Virginia employers are at increased risk of class action wage litigation following passage of the Virginia Overtime Wage Act.
“Previously, Virginia had been content to rely on the overtime pay requirements of the federal Fair Labor Standards Act (FLSA),” note Kristina H. Vaquera and Shaun M. Bennett in a recent Jackson Lewis legal alert discussing the new statute, which Governor Ralph Northam signed into law on March 31, 2021. Like the FLSA, the Virginia Overtime Wage Act obligates employers to pay one and one-half times an employee’s regular rate of pay for hours worked in excess of 40 in a workweek. Also like the FLSA: Beginning July 1, 2021, employees will be entitled to pursue state-law overtime claims as collective actions.
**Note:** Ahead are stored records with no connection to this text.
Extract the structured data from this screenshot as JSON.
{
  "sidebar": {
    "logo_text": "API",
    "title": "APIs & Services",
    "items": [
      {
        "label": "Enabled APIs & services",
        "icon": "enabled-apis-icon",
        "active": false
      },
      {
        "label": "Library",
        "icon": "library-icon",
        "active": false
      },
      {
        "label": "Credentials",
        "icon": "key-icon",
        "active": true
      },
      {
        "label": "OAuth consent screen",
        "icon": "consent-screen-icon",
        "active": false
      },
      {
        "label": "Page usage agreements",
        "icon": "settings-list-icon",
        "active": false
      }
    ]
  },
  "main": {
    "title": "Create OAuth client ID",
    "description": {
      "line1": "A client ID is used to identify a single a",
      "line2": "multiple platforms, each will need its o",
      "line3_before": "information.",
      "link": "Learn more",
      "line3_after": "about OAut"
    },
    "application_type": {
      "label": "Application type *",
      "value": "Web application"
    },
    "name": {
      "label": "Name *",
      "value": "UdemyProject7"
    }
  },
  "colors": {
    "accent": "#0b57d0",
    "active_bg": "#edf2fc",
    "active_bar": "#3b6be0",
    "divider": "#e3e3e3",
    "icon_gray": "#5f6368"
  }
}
Virginia law typically does not authorize class or collective actions. However, there are exceptions, and the Virginia Overtime Wage Act is now one of them. Amendments to existing sections of the Virginia Code accompanying the new law authorize collective actions “consistent with the collective action procedures of the Fair Labor Standards Act” for violations under the Virginia Overtime Wage Act.
In addition, the Virginia law departs from the FLSA in several important, employee-friendly ways, including a lengthier limitations period to bring potential claims (three years is the default liability period), and the availability of greater damages. (The Virginia law also differs from the FLSA in how the regular rate of pay is calculated.) The bottom line is that Virginia employers face the possibility of defending overtime claims of multiple employees in a collective lawsuit covering workweeks up to a three-year period.
The Virginia Overtime Wage Act creates the potential for significant liability to employers that fail to properly classify and compensate their employees. Employers operating in the state should review their overtime pay practices to ensure compliance with both the FLSA and the new Virginia law.
The detailed discussion of the Virginia law can be found here.